• **The problem**
Every entry here needs to be repeated exactly.

═══ Provided entries

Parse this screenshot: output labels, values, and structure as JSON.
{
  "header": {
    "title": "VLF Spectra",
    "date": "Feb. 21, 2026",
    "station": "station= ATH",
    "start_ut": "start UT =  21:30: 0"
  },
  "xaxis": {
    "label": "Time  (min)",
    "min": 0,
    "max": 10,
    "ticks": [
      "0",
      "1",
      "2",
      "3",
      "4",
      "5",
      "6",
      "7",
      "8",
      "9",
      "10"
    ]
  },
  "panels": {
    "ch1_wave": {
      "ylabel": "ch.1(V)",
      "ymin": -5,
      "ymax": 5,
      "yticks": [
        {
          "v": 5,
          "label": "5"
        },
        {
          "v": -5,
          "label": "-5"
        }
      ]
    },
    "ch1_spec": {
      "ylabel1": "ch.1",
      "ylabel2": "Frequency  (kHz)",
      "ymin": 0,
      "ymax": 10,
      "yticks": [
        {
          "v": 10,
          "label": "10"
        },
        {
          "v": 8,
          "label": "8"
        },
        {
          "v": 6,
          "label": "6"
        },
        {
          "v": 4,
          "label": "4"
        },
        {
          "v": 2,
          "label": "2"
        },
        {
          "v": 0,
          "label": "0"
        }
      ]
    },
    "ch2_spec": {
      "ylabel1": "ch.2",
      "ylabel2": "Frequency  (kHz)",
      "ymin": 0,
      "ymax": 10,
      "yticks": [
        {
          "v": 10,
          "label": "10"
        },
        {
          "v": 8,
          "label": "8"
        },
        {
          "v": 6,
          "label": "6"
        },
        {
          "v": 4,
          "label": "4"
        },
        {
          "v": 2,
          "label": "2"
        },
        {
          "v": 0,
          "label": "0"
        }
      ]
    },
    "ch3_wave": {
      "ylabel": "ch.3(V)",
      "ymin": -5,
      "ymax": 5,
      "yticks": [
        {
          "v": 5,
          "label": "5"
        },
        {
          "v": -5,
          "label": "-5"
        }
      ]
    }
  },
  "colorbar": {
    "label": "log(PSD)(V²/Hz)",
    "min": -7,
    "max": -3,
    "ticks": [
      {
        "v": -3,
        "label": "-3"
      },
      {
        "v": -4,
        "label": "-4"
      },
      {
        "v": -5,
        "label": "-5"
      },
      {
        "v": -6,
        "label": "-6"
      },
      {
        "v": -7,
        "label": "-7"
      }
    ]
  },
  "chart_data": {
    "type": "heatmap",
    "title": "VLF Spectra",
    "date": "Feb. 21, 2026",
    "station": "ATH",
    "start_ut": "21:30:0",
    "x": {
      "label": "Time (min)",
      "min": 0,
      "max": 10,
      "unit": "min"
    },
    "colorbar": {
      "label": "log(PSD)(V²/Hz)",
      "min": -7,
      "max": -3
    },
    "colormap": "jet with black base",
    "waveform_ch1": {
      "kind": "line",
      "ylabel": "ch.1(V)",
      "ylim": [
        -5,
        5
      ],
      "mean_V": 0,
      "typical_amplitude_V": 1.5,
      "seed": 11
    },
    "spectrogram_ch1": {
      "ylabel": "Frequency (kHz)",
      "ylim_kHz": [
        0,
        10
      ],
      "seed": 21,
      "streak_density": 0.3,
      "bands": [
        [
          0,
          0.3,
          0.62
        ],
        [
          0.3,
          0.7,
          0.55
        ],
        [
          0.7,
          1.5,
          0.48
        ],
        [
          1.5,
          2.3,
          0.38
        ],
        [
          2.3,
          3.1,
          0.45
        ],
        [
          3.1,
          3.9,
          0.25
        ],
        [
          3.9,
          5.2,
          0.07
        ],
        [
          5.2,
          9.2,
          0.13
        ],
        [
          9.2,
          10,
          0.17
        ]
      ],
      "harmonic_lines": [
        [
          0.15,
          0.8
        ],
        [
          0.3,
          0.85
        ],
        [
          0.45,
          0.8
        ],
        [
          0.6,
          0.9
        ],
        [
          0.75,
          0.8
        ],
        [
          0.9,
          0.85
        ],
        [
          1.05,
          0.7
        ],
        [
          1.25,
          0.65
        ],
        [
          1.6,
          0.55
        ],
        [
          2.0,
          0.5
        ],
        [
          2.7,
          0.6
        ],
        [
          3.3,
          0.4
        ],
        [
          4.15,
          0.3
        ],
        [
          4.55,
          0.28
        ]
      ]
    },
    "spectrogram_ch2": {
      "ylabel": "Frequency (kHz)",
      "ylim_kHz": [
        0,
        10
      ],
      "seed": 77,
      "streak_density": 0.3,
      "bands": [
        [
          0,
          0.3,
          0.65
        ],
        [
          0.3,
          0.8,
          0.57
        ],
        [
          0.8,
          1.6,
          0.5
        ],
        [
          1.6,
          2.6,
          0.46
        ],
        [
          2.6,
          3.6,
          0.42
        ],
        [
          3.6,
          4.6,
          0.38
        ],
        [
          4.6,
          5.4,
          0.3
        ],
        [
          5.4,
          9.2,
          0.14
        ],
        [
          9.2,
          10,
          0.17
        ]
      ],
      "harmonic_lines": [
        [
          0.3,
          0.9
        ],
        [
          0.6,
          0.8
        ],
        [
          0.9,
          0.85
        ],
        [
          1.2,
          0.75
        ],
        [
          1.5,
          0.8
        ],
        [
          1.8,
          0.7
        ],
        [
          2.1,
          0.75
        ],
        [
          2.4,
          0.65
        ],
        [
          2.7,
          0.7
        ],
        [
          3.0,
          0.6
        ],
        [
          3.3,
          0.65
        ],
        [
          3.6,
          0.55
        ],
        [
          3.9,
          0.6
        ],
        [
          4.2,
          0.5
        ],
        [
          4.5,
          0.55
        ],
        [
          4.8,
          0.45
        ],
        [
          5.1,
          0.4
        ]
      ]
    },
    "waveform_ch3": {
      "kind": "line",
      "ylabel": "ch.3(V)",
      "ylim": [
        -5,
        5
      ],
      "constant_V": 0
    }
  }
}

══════

• **Task answer**
Parse this screenshot: output labels, values, and structure as JSON.
{
  "header": {
    "title": "VLF Spectra",
    "date": "Feb. 21, 2026",
    "station": "station= ATH",
    "start_ut": "start UT =  21:30: 0"
  },
  "xaxis": {
    "label": "Time  (min)",
    "min": 0,
    "max": 10,
    "ticks": [
      "0",
      "1",
      "2",
      "3",
      "4",
      "5",
      "6",
      "7",
      "8",
      "9",
      "10"
    ]
  },
  "panels": {
    "ch1_wave": {
      "ylabel": "ch.1(V)",
      "ymin": -5,
      "ymax": 5,
      "yticks": [
        {
          "v": 5,
          "label": "5"
        },
        {
          "v": -5,
          "label": "-5"
        }
      ]
    },
    "ch1_spec": {
      "ylabel1": "ch.1",
      "ylabel2": "Frequency  (kHz)",
      "ymin": 0,
      "ymax": 10,
      "yticks": [
        {
          "v": 10,
          "label": "10"
        },
        {
          "v": 8,
          "label": "8"
        },
        {
          "v": 6,
          "label": "6"
        },
        {
          "v": 4,
          "label": "4"
        },
        {
          "v": 2,
          "label": "2"
        },
        {
          "v": 0,
          "label": "0"
        }
      ]
    },
    "ch2_spec": {
      "ylabel1": "ch.2",
      "ylabel2": "Frequency  (kHz)",
      "ymin": 0,
      "ymax": 10,
      "yticks": [
        {
          "v": 10,
          "label": "10"
        },
        {
          "v": 8,
          "label": "8"
        },
        {
          "v": 6,
          "label": "6"
        },
        {
          "v": 4,
          "label": "4"
        },
        {
          "v": 2,
          "label": "2"
        },
        {
          "v": 0,
          "label": "0"
        }
      ]
    },
    "ch3_wave": {
      "ylabel": "ch.3(V)",
      "ymin": -5,
      "ymax": 5,
      "yticks": [
        {
          "v": 5,
          "label": "5"
        },
        {
          "v": -5,
          "label": "-5"
        }
      ]
    }
  },
  "colorbar": {
    "label": "log(PSD)(V²/Hz)",
    "min": -7,
    "max": -3,
    "ticks": [
      {
        "v": -3,
        "label": "-3"
      },
      {
        "v": -4,
        "label": "-4"
      },
      {
        "v": -5,
        "label": "-5"
      },
      {
        "v": -6,
        "label": "-6"
      },
      {
        "v": -7,
        "label": "-7"
      }
    ]
  },
  "chart_data": {
    "type": "heatmap",
    "title": "VLF Spectra",
    "date": "Feb. 21, 2026",
    "station": "ATH",
    "start_ut": "21:30:0",
    "x": {
      "label": "Time (min)",
      "min": 0,
      "max": 10,
      "unit": "min"
    },
    "colorbar": {
      "label": "log(PSD)(V²/Hz)",
      "min": -7,
      "max": -3
    },
    "colormap": "jet with black base",
    "waveform_ch1": {
      "kind": "line",
      "ylabel": "ch.1(V)",
      "ylim": [
        -5,
        5
      ],
      "mean_V": 0,
      "typical_amplitude_V": 1.5,
      "seed": 11
    },
    "spectrogram_ch1": {
      "ylabel": "Frequency (kHz)",
      "ylim_kHz": [
        0,
        10
      ],
      "seed": 21,
      "streak_density": 0.3,
      "bands": [
        [
          0,
          0.3,
          0.62
        ],
        [
          0.3,
          0.7,
          0.55
        ],
        [
          0.7,
          1.5,
          0.48
        ],
        [
          1.5,
          2.3,
          0.38
        ],
        [
          2.3,
          3.1,
          0.45
        ],
        [
          3.1,
          3.9,
          0.25
        ],
        [
          3.9,
          5.2,
          0.07
        ],
        [
          5.2,
          9.2,
          0.13
        ],
        [
          9.2,
          10,
          0.17
        ]
      ],
      "harmonic_lines": [
        [
          0.15,
          0.8
        ],
        [
          0.3,
          0.85
        ],
        [
          0.45,
          0.8
        ],
        [
          0.6,
          0.9
        ],
        [
          0.75,
          0.8
        ],
        [
          0.9,
          0.85
        ],
        [
          1.05,
          0.7
        ],
        [
          1.25,
          0.65
        ],
        [
          1.6,
          0.55
        ],
        [
          2.0,
          0.5
        ],
        [
          2.7,
          0.6
        ],
        [
          3.3,
          0.4
        ],
        [
          4.15,
          0.3
        ],
        [
          4.55,
          0.28
        ]
      ]
    },
    "spectrogram_ch2": {
      "ylabel": "Frequency (kHz)",
      "ylim_kHz": [
        0,
        10
      ],
      "seed": 77,
      "streak_density": 0.3,
      "bands": [
        [
          0,
          0.3,
          0.65
        ],
        [
          0.3,
          0.8,
          0.57
        ],
        [
          0.8,
          1.6,
          0.5
        ],
        [
          1.6,
          2.6,
          0.46
        ],
        [
          2.6,
          3.6,
          0.42
        ],
        [
          3.6,
          4.6,
          0.38
        ],
        [
          4.6,
          5.4,
          0.3
        ],
        [
          5.4,
          9.2,
          0.14
        ],
        [
          9.2,
          10,
          0.17
        ]
      ],
      "harmonic_lines": [
        [
          0.3,
          0.9
        ],
        [
          0.6,
          0.8
        ],
        [
          0.9,
          0.85
        ],
        [
          1.2,
          0.75
        ],
        [
          1.5,
          0.8
        ],
        [
          1.8,
          0.7
        ],
        [
          2.1,
          0.75
        ],
        [
          2.4,
          0.65
        ],
        [
          2.7,
          0.7
        ],
        [
          3.0,
          0.6
        ],
        [
          3.3,
          0.65
        ],
        [
          3.6,
          0.55
        ],
        [
          3.9,
          0.6
        ],
        [
          4.2,
          0.5
        ],
        [
          4.5,
          0.55
        ],
        [
          4.8,
          0.45
        ],
        [
          5.1,
          0.4
        ]
      ]
    },
    "waveform_ch3": {
      "kind": "line",
      "ylabel": "ch.3(V)",
      "ylim": [
        -5,
        5
      ],
      "constant_V": 0
    }
  }
}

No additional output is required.